How about the person who pats you on the back as you hug, as a signal to let go?

They have had enough of intimacy and need to separate: it’s akin to an infant’s bite reflex that tells Mum in no uncertain terms the child has had enough.

Movement analysis is about more than body language, which tends to be static: these tools help look at a person’s whole being, including connection or disconnection between body parts and how they respond to the environment. Fascinating stuff. It certainly makes a Tube journey infinitely more interesting.

So, back to Cassandra: will she be cured, should she be cured, what constitutes being ‘cured’?

Should pharmacotherapy prevail in cases like this or could it be a ‘chemical cosh’ suppressing a person’s identity to make them ‘fit’ our view of normality. Could there be a different way to help people manage their mental health problems whilst retaining their soul?

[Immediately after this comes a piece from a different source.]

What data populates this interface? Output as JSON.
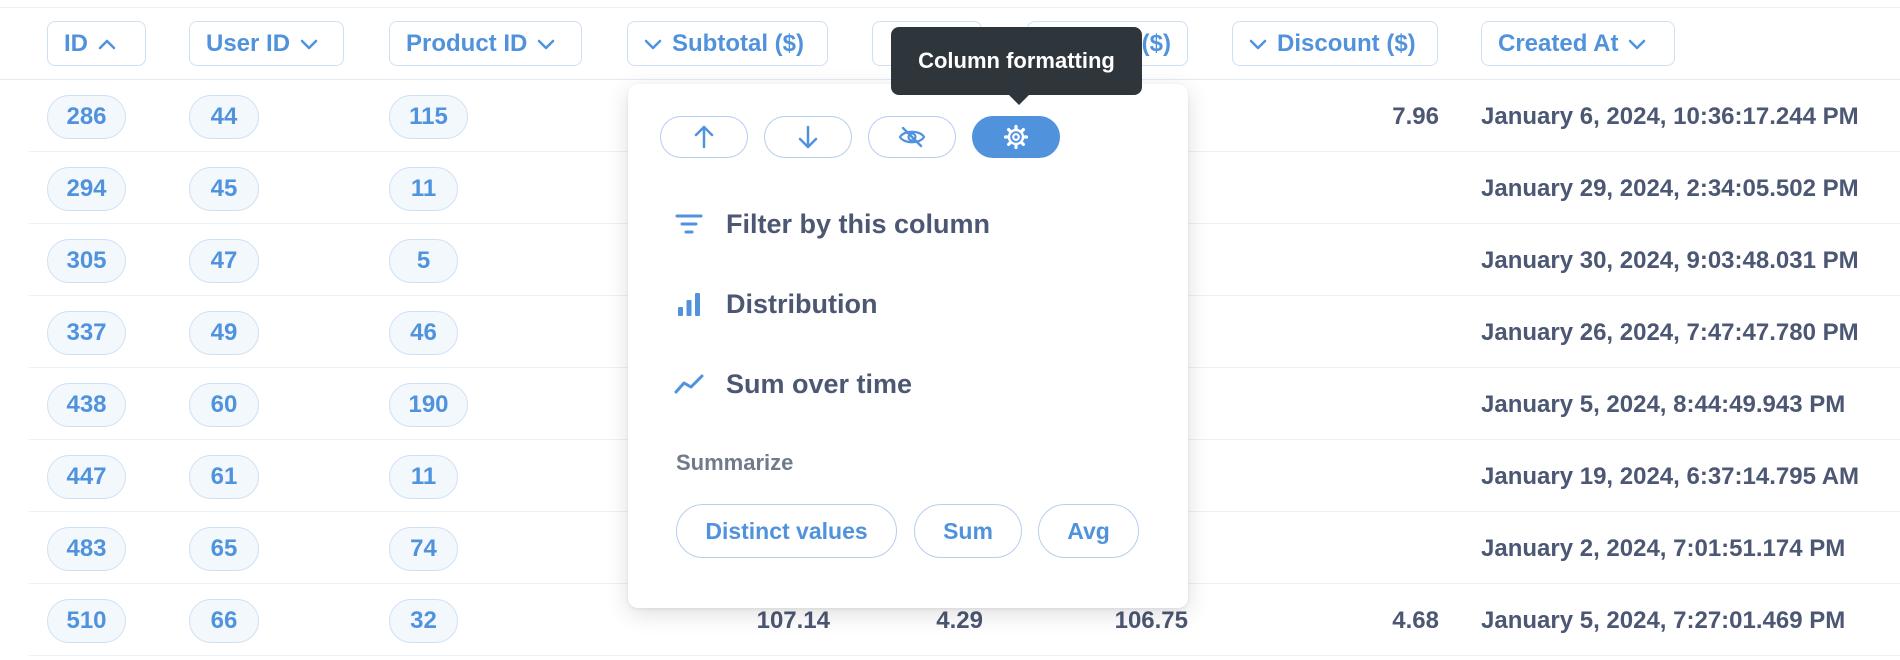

That debate could run and run: I hope the ballet is received well too and raises discussion and awareness of its subject.